### MATERIAL SUPPLIED
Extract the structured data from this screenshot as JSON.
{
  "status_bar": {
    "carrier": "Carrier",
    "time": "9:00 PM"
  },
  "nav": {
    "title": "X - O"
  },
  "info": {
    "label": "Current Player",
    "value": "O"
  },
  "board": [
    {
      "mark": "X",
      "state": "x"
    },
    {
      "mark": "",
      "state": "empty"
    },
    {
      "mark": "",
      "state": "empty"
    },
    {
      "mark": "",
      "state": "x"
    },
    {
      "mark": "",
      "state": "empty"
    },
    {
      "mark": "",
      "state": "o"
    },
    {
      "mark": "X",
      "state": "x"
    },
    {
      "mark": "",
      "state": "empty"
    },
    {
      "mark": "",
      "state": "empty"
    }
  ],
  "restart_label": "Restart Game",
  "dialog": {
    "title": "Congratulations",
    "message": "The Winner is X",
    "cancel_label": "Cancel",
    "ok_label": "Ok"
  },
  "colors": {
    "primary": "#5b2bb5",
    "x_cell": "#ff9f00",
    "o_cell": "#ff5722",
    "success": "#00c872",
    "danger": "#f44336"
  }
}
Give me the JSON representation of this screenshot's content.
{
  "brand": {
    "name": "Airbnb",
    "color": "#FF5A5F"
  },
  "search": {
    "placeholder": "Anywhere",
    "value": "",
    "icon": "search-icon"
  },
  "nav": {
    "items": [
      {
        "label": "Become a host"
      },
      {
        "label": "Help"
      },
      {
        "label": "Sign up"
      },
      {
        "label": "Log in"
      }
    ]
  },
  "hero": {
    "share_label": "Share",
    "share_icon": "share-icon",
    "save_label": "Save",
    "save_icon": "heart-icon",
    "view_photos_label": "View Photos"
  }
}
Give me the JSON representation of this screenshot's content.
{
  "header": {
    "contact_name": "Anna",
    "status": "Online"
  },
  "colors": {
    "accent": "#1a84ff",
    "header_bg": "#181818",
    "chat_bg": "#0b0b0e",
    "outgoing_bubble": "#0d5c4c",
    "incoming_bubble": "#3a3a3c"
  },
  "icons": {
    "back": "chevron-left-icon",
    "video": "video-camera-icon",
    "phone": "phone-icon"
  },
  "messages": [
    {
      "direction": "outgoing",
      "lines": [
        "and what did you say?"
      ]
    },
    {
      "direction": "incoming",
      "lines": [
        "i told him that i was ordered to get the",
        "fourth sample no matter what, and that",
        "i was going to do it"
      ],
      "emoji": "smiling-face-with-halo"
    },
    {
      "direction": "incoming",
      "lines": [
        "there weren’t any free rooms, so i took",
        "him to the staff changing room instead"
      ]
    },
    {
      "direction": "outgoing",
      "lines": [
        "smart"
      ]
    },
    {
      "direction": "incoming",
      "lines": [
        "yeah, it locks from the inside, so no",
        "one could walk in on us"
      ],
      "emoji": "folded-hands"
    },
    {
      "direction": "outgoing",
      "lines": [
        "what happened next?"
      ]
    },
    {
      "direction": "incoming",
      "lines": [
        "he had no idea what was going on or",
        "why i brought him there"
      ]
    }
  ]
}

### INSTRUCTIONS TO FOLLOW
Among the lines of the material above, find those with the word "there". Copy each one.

### RESPONSE TO THIS EXERCISE
        "there weren’t any free rooms, so i took",
        "why i brought him there"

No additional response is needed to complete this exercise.